Step 6: (Optional) Use Conversion Rates

This is an optional step that can help build your case for content development and get buy-in. If the site you’re working on has been tracking conversion rates, then you can find how many of your predicted sessions will convert.

If this imaginary dog website I’m working on has a conversion rate of 3.2%, let’s see how many conversions I could get with my “How to Train Your Dog to Roll Over” article.

Formula: Predicted Sessions x Conversion Rate = Predicted Conversions

Example: 269 x 3.2% = 8 conversions

Let’s say this dog site also sells 1:1 training courses with our trainer. The cheapest course is $120. So with eight conversions, this article will have a revenue of $960 a month or $11,210 a year.

Methods & Tools for Forecasting Organic Traffic

The method I showed you assumes a lot. For example, it doesn’t take into account fluctuations in search volume or keyword seasonality.

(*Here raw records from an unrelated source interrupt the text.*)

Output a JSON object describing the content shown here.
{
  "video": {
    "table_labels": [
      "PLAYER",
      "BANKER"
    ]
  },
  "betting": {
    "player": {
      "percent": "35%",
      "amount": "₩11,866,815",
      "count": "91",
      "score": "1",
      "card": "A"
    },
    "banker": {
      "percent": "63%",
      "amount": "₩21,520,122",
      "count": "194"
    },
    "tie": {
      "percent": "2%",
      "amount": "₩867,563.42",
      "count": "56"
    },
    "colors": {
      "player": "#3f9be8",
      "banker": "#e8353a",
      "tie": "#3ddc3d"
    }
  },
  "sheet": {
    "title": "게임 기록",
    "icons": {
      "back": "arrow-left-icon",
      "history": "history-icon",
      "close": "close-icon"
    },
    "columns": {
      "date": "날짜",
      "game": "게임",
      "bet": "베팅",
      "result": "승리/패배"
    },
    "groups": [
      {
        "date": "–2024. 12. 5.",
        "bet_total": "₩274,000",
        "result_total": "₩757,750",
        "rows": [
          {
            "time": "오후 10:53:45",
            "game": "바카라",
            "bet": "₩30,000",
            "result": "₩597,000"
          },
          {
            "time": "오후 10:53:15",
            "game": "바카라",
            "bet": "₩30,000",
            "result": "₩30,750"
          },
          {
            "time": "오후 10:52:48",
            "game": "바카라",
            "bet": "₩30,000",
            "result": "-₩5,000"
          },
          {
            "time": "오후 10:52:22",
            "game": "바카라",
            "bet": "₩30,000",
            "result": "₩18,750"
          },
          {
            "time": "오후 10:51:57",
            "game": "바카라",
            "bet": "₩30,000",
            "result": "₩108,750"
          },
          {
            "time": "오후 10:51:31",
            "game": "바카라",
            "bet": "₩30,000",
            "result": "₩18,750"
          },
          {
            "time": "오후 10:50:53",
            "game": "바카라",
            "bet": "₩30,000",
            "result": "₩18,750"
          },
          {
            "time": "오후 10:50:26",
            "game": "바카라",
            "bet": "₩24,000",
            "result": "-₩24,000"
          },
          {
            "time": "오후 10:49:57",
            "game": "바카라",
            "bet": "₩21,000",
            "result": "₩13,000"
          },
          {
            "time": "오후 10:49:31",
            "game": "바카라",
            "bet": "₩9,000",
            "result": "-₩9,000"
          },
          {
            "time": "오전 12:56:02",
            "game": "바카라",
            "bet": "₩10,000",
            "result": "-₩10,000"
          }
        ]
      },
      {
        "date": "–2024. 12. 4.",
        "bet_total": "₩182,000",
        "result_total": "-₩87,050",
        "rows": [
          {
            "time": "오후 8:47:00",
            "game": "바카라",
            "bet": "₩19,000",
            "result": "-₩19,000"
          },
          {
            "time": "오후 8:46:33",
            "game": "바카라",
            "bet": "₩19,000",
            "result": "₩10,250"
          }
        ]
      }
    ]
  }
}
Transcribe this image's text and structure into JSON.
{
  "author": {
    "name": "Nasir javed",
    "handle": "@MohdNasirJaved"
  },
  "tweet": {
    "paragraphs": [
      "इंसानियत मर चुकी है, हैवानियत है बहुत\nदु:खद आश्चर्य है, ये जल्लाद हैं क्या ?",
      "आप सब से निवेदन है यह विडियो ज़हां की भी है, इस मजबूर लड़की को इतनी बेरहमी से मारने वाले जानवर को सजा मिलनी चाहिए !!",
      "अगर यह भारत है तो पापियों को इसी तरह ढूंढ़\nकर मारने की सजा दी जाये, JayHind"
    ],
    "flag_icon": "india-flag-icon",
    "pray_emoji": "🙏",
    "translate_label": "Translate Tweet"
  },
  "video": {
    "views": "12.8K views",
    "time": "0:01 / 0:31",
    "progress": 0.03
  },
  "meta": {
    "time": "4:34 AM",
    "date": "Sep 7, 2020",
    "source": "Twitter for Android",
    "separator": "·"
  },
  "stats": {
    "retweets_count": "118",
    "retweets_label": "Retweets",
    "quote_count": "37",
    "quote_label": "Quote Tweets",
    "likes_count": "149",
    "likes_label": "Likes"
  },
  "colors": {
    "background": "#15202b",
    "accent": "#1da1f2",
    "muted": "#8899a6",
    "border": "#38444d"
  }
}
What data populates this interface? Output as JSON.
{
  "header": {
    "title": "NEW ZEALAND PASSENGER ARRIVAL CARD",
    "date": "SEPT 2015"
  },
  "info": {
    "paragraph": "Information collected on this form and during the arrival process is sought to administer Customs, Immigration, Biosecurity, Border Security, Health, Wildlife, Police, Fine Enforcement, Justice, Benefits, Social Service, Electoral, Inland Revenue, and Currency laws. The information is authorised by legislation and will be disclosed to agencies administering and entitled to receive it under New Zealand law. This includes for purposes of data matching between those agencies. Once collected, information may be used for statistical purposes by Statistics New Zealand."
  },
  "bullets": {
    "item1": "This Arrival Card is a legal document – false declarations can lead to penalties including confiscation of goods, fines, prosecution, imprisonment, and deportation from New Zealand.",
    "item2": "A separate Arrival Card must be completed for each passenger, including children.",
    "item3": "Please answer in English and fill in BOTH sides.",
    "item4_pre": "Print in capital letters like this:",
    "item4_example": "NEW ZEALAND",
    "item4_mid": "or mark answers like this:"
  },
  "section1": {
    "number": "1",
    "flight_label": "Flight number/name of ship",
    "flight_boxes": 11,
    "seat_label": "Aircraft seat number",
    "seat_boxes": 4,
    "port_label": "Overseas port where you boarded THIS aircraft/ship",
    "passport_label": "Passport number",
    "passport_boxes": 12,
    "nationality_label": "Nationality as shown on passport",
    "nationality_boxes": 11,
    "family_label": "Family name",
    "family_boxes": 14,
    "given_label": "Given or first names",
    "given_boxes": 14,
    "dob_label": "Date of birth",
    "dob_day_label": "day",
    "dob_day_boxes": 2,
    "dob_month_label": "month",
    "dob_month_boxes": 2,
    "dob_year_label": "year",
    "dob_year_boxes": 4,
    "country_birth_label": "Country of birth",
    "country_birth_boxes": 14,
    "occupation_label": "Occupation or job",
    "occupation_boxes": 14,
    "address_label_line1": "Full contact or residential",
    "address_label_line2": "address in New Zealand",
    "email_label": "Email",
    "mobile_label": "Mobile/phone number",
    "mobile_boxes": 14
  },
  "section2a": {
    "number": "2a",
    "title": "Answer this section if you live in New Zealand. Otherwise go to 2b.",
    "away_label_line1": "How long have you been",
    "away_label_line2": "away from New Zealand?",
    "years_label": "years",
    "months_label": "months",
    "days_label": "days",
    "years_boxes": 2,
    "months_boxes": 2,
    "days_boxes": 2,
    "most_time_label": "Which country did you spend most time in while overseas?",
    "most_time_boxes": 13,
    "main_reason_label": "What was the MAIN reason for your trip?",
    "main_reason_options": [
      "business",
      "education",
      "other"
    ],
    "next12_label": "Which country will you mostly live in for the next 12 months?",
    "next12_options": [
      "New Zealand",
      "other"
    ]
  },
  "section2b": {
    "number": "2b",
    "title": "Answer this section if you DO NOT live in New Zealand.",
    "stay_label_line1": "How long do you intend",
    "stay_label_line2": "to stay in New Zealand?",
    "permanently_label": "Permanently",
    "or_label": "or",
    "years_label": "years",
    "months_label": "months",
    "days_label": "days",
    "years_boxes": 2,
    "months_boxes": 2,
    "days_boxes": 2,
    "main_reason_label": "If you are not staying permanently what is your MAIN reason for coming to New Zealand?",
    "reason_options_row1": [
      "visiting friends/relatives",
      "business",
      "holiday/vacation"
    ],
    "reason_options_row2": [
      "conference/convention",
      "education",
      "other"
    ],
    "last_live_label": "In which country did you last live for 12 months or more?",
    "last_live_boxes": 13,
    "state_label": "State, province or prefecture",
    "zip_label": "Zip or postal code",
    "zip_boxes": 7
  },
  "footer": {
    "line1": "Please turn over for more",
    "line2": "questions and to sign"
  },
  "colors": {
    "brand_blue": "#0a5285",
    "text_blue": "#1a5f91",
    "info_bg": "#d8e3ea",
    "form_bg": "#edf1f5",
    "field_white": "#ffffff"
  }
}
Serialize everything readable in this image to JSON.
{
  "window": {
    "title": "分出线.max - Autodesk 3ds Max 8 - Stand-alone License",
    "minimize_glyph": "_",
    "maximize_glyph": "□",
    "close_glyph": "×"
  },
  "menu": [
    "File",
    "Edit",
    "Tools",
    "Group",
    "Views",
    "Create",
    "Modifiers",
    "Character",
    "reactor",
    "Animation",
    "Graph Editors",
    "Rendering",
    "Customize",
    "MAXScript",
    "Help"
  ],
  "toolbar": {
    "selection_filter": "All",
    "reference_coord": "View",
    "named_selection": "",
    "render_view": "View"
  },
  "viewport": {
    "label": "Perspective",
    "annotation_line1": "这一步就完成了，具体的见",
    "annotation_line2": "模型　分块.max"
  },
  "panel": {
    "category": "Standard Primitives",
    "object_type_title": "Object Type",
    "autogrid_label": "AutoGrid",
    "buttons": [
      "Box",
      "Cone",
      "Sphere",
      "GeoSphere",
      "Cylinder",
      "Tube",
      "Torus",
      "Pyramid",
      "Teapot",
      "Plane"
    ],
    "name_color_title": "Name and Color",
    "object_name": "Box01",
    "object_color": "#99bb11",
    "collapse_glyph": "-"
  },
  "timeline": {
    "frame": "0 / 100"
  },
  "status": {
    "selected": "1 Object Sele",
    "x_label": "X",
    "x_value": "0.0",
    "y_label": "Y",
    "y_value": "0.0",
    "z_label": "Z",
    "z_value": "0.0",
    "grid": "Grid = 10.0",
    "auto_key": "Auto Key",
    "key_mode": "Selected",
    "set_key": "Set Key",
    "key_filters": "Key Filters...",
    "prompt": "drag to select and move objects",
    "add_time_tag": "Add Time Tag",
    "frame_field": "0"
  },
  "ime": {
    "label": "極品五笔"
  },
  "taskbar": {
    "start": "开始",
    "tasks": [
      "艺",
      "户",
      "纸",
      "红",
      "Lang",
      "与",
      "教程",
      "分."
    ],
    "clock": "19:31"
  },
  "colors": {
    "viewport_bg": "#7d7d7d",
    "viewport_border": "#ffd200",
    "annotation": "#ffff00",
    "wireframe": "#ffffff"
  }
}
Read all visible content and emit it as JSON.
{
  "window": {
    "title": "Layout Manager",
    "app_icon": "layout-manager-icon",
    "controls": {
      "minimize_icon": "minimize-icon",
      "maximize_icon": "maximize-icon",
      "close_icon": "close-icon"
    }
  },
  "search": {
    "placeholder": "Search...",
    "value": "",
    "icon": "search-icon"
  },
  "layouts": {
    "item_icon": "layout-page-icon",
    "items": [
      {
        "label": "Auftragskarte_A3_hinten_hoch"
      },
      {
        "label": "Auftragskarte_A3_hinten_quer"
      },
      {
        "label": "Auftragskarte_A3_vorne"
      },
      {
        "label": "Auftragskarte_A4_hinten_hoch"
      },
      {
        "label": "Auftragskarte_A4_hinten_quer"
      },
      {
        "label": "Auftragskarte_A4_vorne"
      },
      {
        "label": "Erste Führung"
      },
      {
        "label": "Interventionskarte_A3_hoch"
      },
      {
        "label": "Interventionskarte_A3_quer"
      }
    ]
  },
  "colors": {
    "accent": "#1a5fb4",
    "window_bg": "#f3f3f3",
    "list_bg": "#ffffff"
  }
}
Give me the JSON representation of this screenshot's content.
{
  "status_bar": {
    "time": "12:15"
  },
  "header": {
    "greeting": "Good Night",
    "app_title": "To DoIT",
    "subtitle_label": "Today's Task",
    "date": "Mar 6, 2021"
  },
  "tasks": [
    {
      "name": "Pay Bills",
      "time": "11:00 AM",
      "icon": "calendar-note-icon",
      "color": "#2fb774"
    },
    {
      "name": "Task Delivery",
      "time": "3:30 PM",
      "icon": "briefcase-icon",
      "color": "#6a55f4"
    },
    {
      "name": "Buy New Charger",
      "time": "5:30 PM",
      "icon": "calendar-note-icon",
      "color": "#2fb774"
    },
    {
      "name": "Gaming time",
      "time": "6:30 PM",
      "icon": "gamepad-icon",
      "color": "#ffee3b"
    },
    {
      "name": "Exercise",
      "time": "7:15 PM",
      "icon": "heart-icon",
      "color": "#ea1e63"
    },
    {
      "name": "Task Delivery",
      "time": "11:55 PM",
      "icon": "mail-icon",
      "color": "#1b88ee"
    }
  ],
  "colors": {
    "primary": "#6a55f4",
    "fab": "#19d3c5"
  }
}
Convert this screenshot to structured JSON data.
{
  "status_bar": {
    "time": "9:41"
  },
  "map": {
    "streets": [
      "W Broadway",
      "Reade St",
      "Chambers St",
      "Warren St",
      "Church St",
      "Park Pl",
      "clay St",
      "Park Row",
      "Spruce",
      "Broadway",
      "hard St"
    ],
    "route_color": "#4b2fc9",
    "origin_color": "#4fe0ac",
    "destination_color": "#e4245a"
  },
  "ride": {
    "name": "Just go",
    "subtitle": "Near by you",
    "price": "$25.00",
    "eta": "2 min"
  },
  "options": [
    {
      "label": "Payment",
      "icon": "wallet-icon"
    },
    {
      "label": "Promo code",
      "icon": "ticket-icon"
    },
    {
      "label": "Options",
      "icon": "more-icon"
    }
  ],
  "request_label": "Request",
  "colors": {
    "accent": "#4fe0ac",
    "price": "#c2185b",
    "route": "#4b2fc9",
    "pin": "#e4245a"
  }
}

If you want to create a more advanced forecast, there are lots of other more complex methods you can use to forecast organic traffic. One of my favorites is Tom Capper’s forecasting model that uses your own site’s historical data.

Another method I’ve been learning more about this year is using Forecast Forge with Google Analytics. I’m not proficient enough to write about it yet, but I’ll update this article once I am.

The Tools I Use

  • Google Search Console (GSC) – I use GSC to find the average CTR by position for similar types of pages.
  • Google Analytics (GA) – I use GA to get average conversion rates for similar types of pages.
  • Ahrefs – This is my favorite tool for all things keywords. I use it for keyword research and gathering the data I need, like search volume.
  • Moz’s STAT – Once you get buy-in for your content development strategy, I recommend tracking your new keywords with this tool. STAT will help you report on your progress and see how your content ranks over time.


Getting content buy-in from leadership can be intimidating but will make all the difference. While you probably already know that your content development strategy will be good for the business, your stakeholders are probably less familiar with content strategy and don’t automatically understand the value of content development. So being able to forecast the organic traffic your business could gain by implementing your content strategy will solidify that value for your boss, leadership, or stakeholders.